Words from the Heart for Friday May 20th, 2016
“A new command I give you: Love one another. As I have loved you, so you must love one another. By this everyone will know that you are my disciples, if you love one another.”
John 13:34-35 (NIV)
A New Command
How will people know that you are a Christian – by your Bible knowledge? By the church you go to? These things are important, but are not as significant as a life of sacrificial love. How are you doing with loving others?

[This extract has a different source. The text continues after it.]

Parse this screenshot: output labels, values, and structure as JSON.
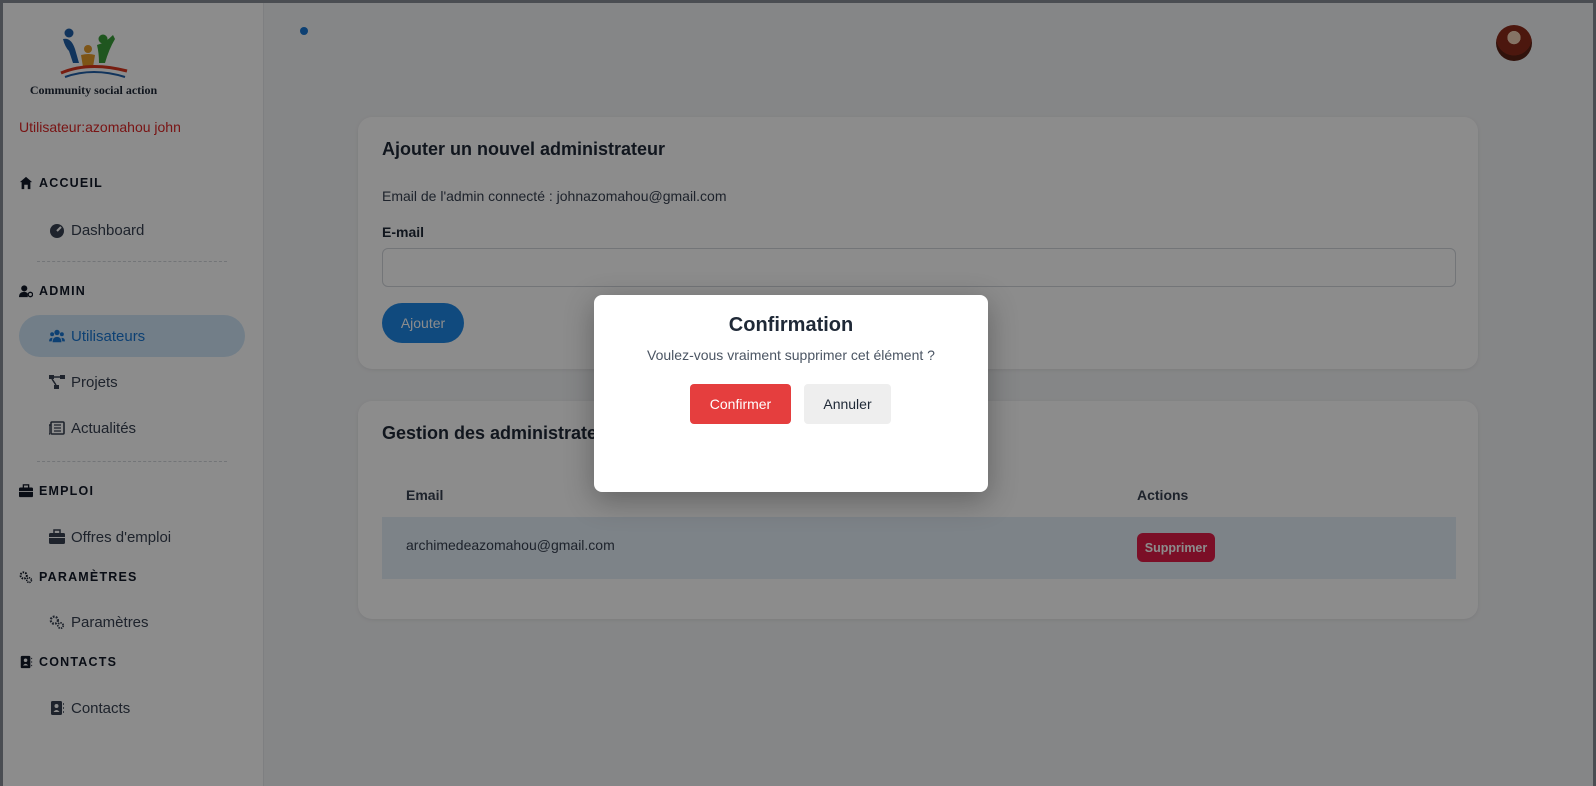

The Canadian Expeditionary Force (CEF) was the entire overseas force fielded by Canada during the First World War. Of the 630,000 Canadians who enlisted for military service, 424,000 went overseas as part of the CEF. The Canadian Corps was a unique national formation that fought together for most of the war. While British corps usually consisted of an administrative or command structure through which divisions often cycled, and could be larger or smaller, depending on operational requirements, the divisions of the Canadian Corps almost always fought together. The soldiers of the four divisions and their supporting troops learned to work together and could pool resources to improve combat effectiveness. This cohesion and stability, jealously guarded by most senior Canadian military and political figures, bred a sense of identity and pride in national accomplishment among both soldiers and civilians.
We find it so easy to love those who love us. We enjoy spending time with them and expressing our love to them in practical ways – serving them, buying them gifts, doing things for them. The family is the heart of every culture in the world, and parents love their children. That is at the heart of what it means to be human. But followers of Jesus are called to something different, something more. In John 13:34-35 Jesus says “A new command I give you: Love one another. As I have loved you, so you must love one another. By this everyone will know that you are my disciples, if you love one another.” The church of Jesus Christ is made from people of every people group, nation and culture in the world. The Gospel transcends culture and language, skin colour and DNA. It unites people who were previously enemies. This is seen so clearly in an annual sunrise service held each year at the Garden Tomb in Jerusalem, when followers of Jesus from both Judaism and Islam, from Israel and the West Bank, gather together to worship the Living Lord Jesus. The irony is that the Body of Christ throughout history has so often been divided, even to the point of violence. This is not Jesus’ will and according to our text for the day, the disunity and even animosity does damage to the testimony of the Church. Let us learn to love our fellow Christian, no matter what their background, culture, language or race. It is Jesus’ will for His church.
These have been words from the heart.